[Data extracted from a collection]
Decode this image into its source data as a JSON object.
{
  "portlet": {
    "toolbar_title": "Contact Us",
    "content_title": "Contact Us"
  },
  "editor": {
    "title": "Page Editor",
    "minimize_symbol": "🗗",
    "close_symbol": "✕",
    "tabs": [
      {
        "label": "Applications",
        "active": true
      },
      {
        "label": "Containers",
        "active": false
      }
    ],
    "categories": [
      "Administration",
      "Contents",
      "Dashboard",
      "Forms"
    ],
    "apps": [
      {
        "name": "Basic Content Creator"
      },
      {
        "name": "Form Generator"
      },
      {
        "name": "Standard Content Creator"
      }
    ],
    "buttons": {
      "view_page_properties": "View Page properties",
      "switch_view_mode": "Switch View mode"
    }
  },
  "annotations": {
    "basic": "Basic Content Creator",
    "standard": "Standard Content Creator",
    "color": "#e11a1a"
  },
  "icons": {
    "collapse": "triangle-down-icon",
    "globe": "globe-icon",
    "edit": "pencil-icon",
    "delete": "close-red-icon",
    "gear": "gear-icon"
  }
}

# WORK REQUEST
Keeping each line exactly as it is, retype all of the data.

# COMPLETED TASK
Decode this image into its source data as a JSON object.
{
  "portlet": {
    "toolbar_title": "Contact Us",
    "content_title": "Contact Us"
  },
  "editor": {
    "title": "Page Editor",
    "minimize_symbol": "🗗",
    "close_symbol": "✕",
    "tabs": [
      {
        "label": "Applications",
        "active": true
      },
      {
        "label": "Containers",
        "active": false
      }
    ],
    "categories": [
      "Administration",
      "Contents",
      "Dashboard",
      "Forms"
    ],
    "apps": [
      {
        "name": "Basic Content Creator"
      },
      {
        "name": "Form Generator"
      },
      {
        "name": "Standard Content Creator"
      }
    ],
    "buttons": {
      "view_page_properties": "View Page properties",
      "switch_view_mode": "Switch View mode"
    }
  },
  "annotations": {
    "basic": "Basic Content Creator",
    "standard": "Standard Content Creator",
    "color": "#e11a1a"
  },
  "icons": {
    "collapse": "triangle-down-icon",
    "globe": "globe-icon",
    "edit": "pencil-icon",
    "delete": "close-red-icon",
    "gear": "gear-icon"
  }
}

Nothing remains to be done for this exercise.